Why Going Back to Work is Hard

So, the last few weeks in our lives have been kind of crazy. We bought a new home and moved a week and a half ago, on May 3rd. Also, my maternity leave was officially done May 1st. The fact that upon returning back to “work” I started a class that runs twice a week between 6 and 9pm – which is crunch time, as every parent knows – doesn’t help much. We are also still waiting for our daycare spot for Naomi; she’s starting June 11. So, basically, right now I’m trying to be a full-time graduate student in half days, because we are fortunate enough to have a great babysitter-turned-part-time-nanny. And of course I’d like to keep up with the Internet sphere, meaning blogging and tweeting and reading all of those lovely articles I come across. It has been interesting.

As I go back to work after being on maternity leave for two of the last three years, I wondered, is it always this hard? I get a feeling that it’s exponentially harder to be a graduate student when you have small kids. This is true especially for classes – there is this assumption that students would do all their assignments and readings on weekends. Only, when my weekend is done I need a day or two to recuperate. Is there anything that can be done to make this transition from maternity leave back to work easier? To answer this question I did what I do best: I consulted Google Scholars.
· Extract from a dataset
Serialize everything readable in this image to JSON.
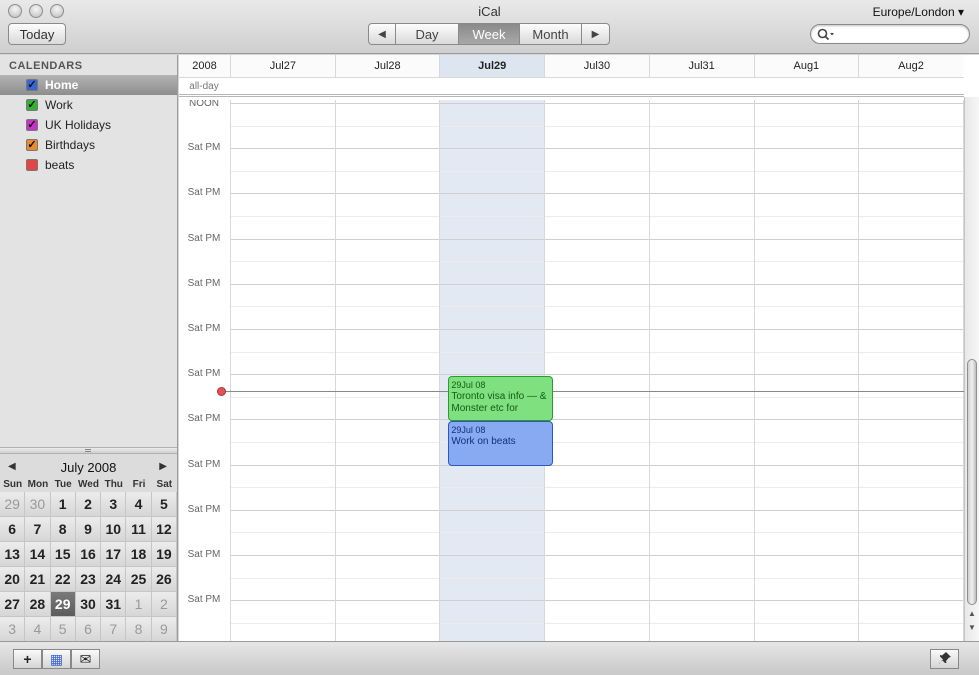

This led me to a study done in Zurich by Bettina Wiese and Johannes Ritter. They found a few interesting things. First of all, a higher level of family related stress predicted more regrets about returning to work (more regrets mean less productivity and a higher probability of quitting work). I would say not having full childcare and moving to a new house qualifies as stress (of course, we are fortunately spared the real stresses of financial problems, health issues, etc.). But what they found was that the length of the maternity leave made a big difference: women who had longer leaves came back more resilient. These women didn’t face less stress, but they coped with it better. The authors hypothesize that women who take longer leaves are more confident in their childcare skills than the women who returned to work early (ha! As if). The authors also argue that from a medical point of view, a longer leave allows the mother to heal from the pregnancy and birth. So to summarize, I should suck it up and do my job.

What the research didn’t address was the women’s reasons for returning to work. I would assume that a woman who chose to go back to work because she feels ready and because she likes her work would have less regrets (and is thus more likely to be more productive and to stay working) than a woman who is forced to go back to work too early because of the family’s financial needs. Another thing I’d like to know is whether the job that the woman goes back to matters: is there a difference between going back to being a firefighter and being a CEO? I would assume there would be at least some difference.

This may be old news, but to me this study supports a longer subsidized maternity leave. Even from the perspective of the employer, wouldn’t it be more cost-effective to give women more time to heal and to get their house in order if it means that the employee you have trained is now more committed to her work and is more productive and can do her job well? And if everyone benefits from longer parental leaves, why isn’t that the norm?

What do you think? As an employer, an employee, a working mom, a stay at home dad, a graduate student?

@2015 - Gal Podjarny